A few birthday parties later, and here I am, 30 years old.

My Dirty 30 party was pretty epic, if I do say so myself.  The theme was carried through when I issued the invitation, telling people to dress in their version of dirty clothing, if they wished.  I donned a leopard-print dress, knee-high black leather high-heeled boots, super-smoky eyes, big dangly earrings, and bright red lipstick.  (Those pictures will go unposted.  What happens–and what’s worn–at my Dirty 30 party stays at my Dirty 30 party!)  A couple of my friends completely made my day by showing up as a pimp and his madame.  The pimp was clad in a purple suit with a zebra-striped collar, and the madame was wearing an “L.A. has a pink taco” tank, lacy black bra exposed, hot pants, ripped fishnet stockings, teased hair, and makeup she learned from a “how to look like a drunken ho” makeup tutorial.  It was an amazing present!

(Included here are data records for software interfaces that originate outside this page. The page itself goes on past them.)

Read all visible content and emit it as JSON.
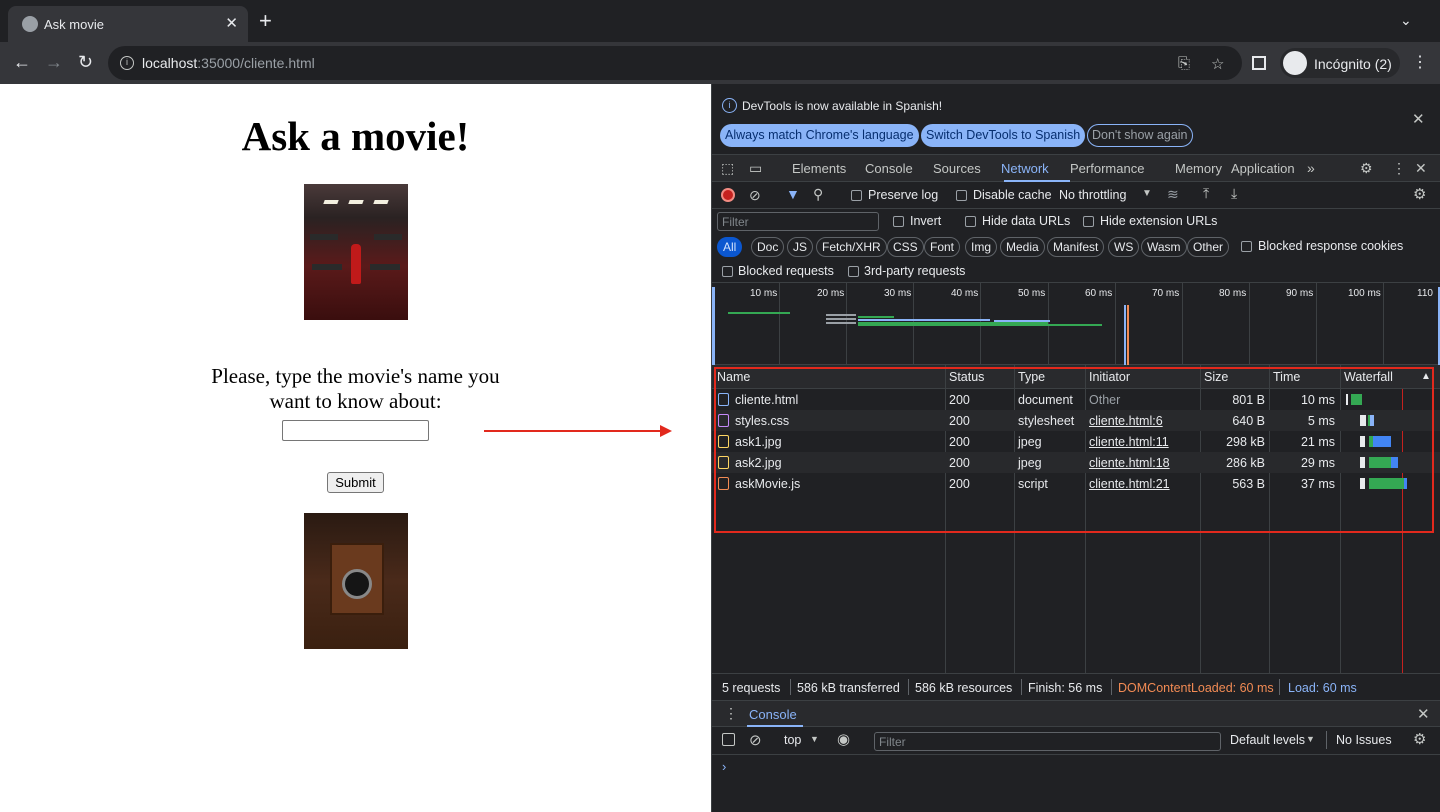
{
  "browser": {
    "tab_title": "Ask movie",
    "url_host": "localhost",
    "url_rest": ":35000/cliente.html",
    "profile_label": "Incógnito (2)"
  },
  "page": {
    "heading": "Ask a movie!",
    "prompt": "Please, type the movie's name you want to know about:",
    "input_value": "",
    "submit_label": "Submit"
  },
  "devtools": {
    "banner": {
      "message": "DevTools is now available in Spanish!",
      "btn_match": "Always match Chrome's language",
      "btn_switch": "Switch DevTools to Spanish",
      "btn_dont": "Don't show again"
    },
    "tabs": [
      "Elements",
      "Console",
      "Sources",
      "Network",
      "Performance",
      "Memory",
      "Application"
    ],
    "active_tab": "Network",
    "toolbar": {
      "preserve_log": "Preserve log",
      "disable_cache": "Disable cache",
      "throttling": "No throttling"
    },
    "filter": {
      "placeholder": "Filter",
      "invert": "Invert",
      "hide_data_urls": "Hide data URLs",
      "hide_extension_urls": "Hide extension URLs"
    },
    "type_chips": [
      "All",
      "Doc",
      "JS",
      "Fetch/XHR",
      "CSS",
      "Font",
      "Img",
      "Media",
      "Manifest",
      "WS",
      "Wasm",
      "Other"
    ],
    "blocked_response_cookies": "Blocked response cookies",
    "blocked_requests": "Blocked requests",
    "third_party_requests": "3rd-party requests",
    "timeline_ticks": [
      "10 ms",
      "20 ms",
      "30 ms",
      "40 ms",
      "50 ms",
      "60 ms",
      "70 ms",
      "80 ms",
      "90 ms",
      "100 ms",
      "110"
    ],
    "columns": {
      "name": "Name",
      "status": "Status",
      "type": "Type",
      "initiator": "Initiator",
      "size": "Size",
      "time": "Time",
      "waterfall": "Waterfall"
    },
    "requests": [
      {
        "name": "cliente.html",
        "status": "200",
        "type": "document",
        "initiator": "Other",
        "size": "801 B",
        "time": "10 ms"
      },
      {
        "name": "styles.css",
        "status": "200",
        "type": "stylesheet",
        "initiator": "cliente.html:6",
        "size": "640 B",
        "time": "5 ms"
      },
      {
        "name": "ask1.jpg",
        "status": "200",
        "type": "jpeg",
        "initiator": "cliente.html:11",
        "size": "298 kB",
        "time": "21 ms"
      },
      {
        "name": "ask2.jpg",
        "status": "200",
        "type": "jpeg",
        "initiator": "cliente.html:18",
        "size": "286 kB",
        "time": "29 ms"
      },
      {
        "name": "askMovie.js",
        "status": "200",
        "type": "script",
        "initiator": "cliente.html:21",
        "size": "563 B",
        "time": "37 ms"
      }
    ],
    "summary": {
      "requests": "5 requests",
      "transferred": "586 kB transferred",
      "resources": "586 kB resources",
      "finish": "Finish: 56 ms",
      "dcl": "DOMContentLoaded: 60 ms",
      "load": "Load: 60 ms"
    },
    "drawer": {
      "tab": "Console",
      "context": "top",
      "filter_placeholder": "Filter",
      "levels": "Default levels",
      "issues": "No Issues"
    }
  },
  "colors": {
    "accent": "#8ab4f8",
    "dcl": "#f28b54",
    "load": "#8ab4f8",
    "annotation": "#e2291d"
  }
}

The Dirty 30 theme was also in the menu.  I made dirty rice, sloppy Joes, dirty martini dip, “muddy water” (homemade root beer), “dirty lemonade” (lemonade with bits of lemon pulp and strawberries), Muddy Buddies (for those who haven’t heard of them, it’s Chex cereal coated with peanut butter, chocolate, and powdered sugar), and, my crowning glory, “worms in dirt”:

I followed this recipe , then added Oreo crumbs (just put ’em through a blender) to look like dirt.  It basically tasted like a raspberry-chocolate parfait.  Delicious!  And all my guests were impressed by them, so I count that as a success.  🙂

We played a dirty secrets game, which was fun, and I got absolutely spoiled with presents.  I was pretty taken aback by that, because I am neither used to nor expect to ever get treated that way.  My only hope is that I act in a way that deserves it, and can offer my friendship in return.  After all, isn’t that what life’s about–to be the best version of you that you can possibly be?  I’m hoping that I’ll take that lesson and apply it to the rest of the years of my life and for many birthdays to come.  🙂

(c) Copyright VC/GS

Wishes for Your Own Wonder Years,